This is some kind of a follow up of this nicely to the point answer to a provocative (but nevertheless upvoted!) question, about the legitimacy of black hole physics. The answer mentions, that the interior and exterior of a black hole are not completely decoupled, and about this exact relationship I'd like to learn some more not just hand waving details.
Of course I know the complementarity principle, which says that the perspective of what happens near the event horizon of a black hole an infalling observer who does not note anything special when crossing the event horizon and the description of the physics near the horizon by a staying outside observer who sees the infalling observer getting frozen on the horizon, are both equally legitimate descriptions of the same physics.

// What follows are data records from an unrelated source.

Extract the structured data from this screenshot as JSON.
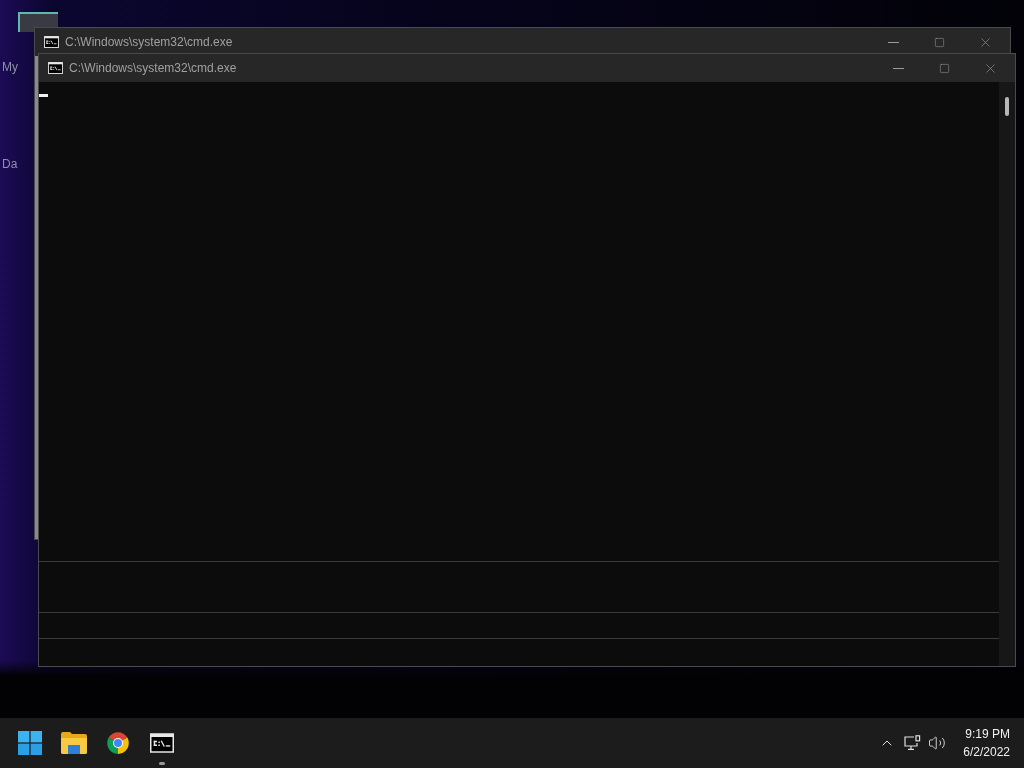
{
  "desktop": {
    "icons": [
      {
        "label": "My"
      },
      {
        "label": "Da"
      }
    ]
  },
  "windows": [
    {
      "title": "C:\\Windows\\system32\\cmd.exe"
    },
    {
      "title": "C:\\Windows\\system32\\cmd.exe"
    }
  ],
  "taskbar": {
    "apps": [
      {
        "kind": "start",
        "running": false
      },
      {
        "kind": "folder",
        "running": false
      },
      {
        "kind": "browser",
        "running": false
      },
      {
        "kind": "terminal",
        "running": true
      }
    ],
    "clock": {
      "time": "9:19 PM",
      "date": "6/2/2022"
    }
  }
}
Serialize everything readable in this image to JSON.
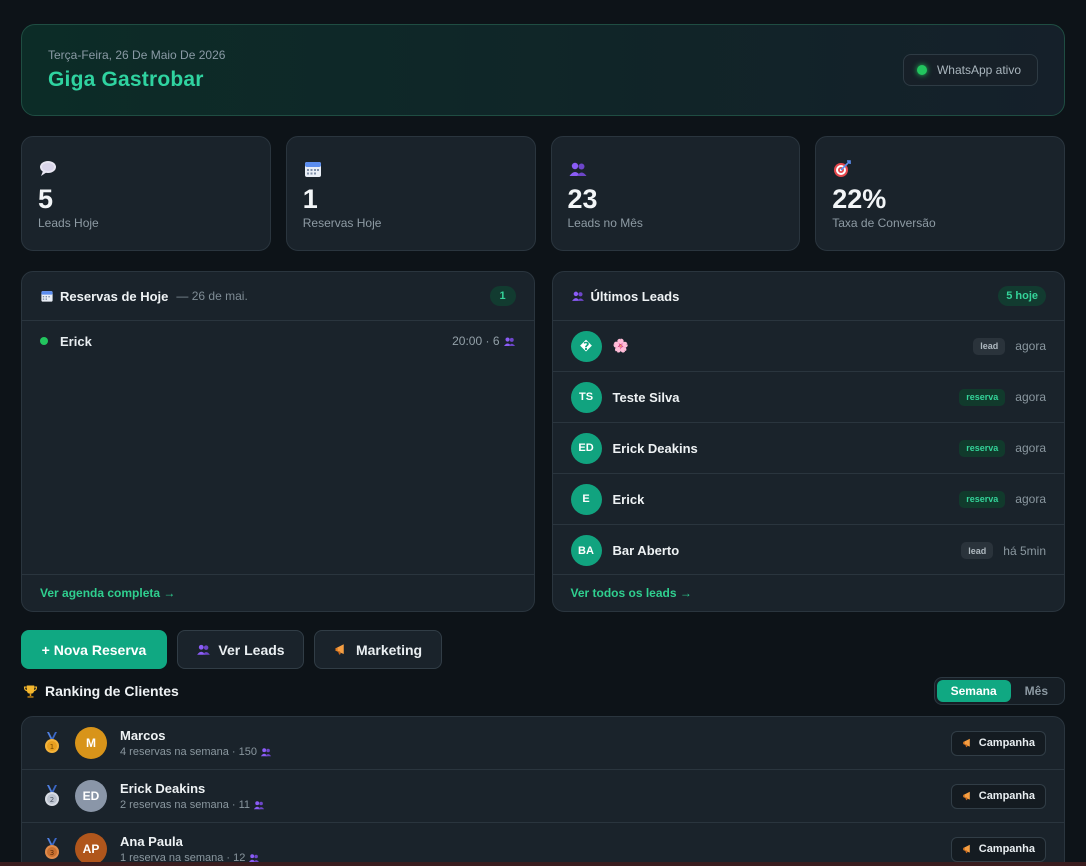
{
  "header": {
    "date": "Terça-Feira, 26 De Maio De 2026",
    "title": "Giga Gastrobar",
    "whatsapp_status": "WhatsApp ativo"
  },
  "stats": [
    {
      "icon": "chat-bubble-icon",
      "value": "5",
      "label": "Leads Hoje"
    },
    {
      "icon": "calendar-icon",
      "value": "1",
      "label": "Reservas Hoje"
    },
    {
      "icon": "people-icon",
      "value": "23",
      "label": "Leads no Mês"
    },
    {
      "icon": "target-icon",
      "value": "22%",
      "label": "Taxa de Conversão"
    }
  ],
  "reservations": {
    "title": "Reservas de Hoje",
    "subtitle": "— 26 de mai.",
    "count": "1",
    "items": [
      {
        "name": "Erick",
        "detail": "20:00 · 6"
      }
    ],
    "footer_link": "Ver agenda completa →"
  },
  "leads": {
    "title": "Últimos Leads",
    "badge": "5 hoje",
    "items": [
      {
        "initials": "�",
        "name": "🌸",
        "tag": "lead",
        "time": "agora"
      },
      {
        "initials": "TS",
        "name": "Teste Silva",
        "tag": "reserva",
        "time": "agora"
      },
      {
        "initials": "ED",
        "name": "Erick Deakins",
        "tag": "reserva",
        "time": "agora"
      },
      {
        "initials": "E",
        "name": "Erick",
        "tag": "reserva",
        "time": "agora"
      },
      {
        "initials": "BA",
        "name": "Bar Aberto",
        "tag": "lead",
        "time": "há 5min"
      }
    ],
    "footer_link": "Ver todos os leads →"
  },
  "actions": {
    "new_reservation": "+  Nova Reserva",
    "view_leads": "Ver Leads",
    "marketing": "Marketing"
  },
  "ranking": {
    "title": "Ranking de Clientes",
    "toggle_week": "Semana",
    "toggle_month": "Mês",
    "campaign_label": "Campanha",
    "items": [
      {
        "medal": "1",
        "initials": "M",
        "name": "Marcos",
        "detail": "4 reservas na semana · 150",
        "avatar_color": "#d8941a"
      },
      {
        "medal": "2",
        "initials": "ED",
        "name": "Erick Deakins",
        "detail": "2 reservas na semana · 11",
        "avatar_color": "#8a96a8"
      },
      {
        "medal": "3",
        "initials": "AP",
        "name": "Ana Paula",
        "detail": "1 reserva na semana · 12",
        "avatar_color": "#b0561c"
      }
    ]
  },
  "colors": {
    "accent": "#10a882",
    "title_gradient_start": "#2fd3a0",
    "status_green": "#22c55e",
    "background": "#0d1318",
    "card": "#1a232b"
  }
}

Is there some kind of a map, or exact dictionary by which one can transform back and forth between these two descriptions of the same physics, that describes the complementary principle for black holes mathematically?
An aside: I always thought that the holographic principle is soemething different from the complementarity principle in this context, so this should not be the trivial answer to my question (?) ... Maybe I have managed to confuse myself now :-)
Clarification after some comments
I am not just up to a coordinate transformation between spacetime inside and outside the even horizon, but I'd like to learn about how the degrees of freedom used by an infalling observer and the ones used by a staying outside observer to describe the same physics transform into each other.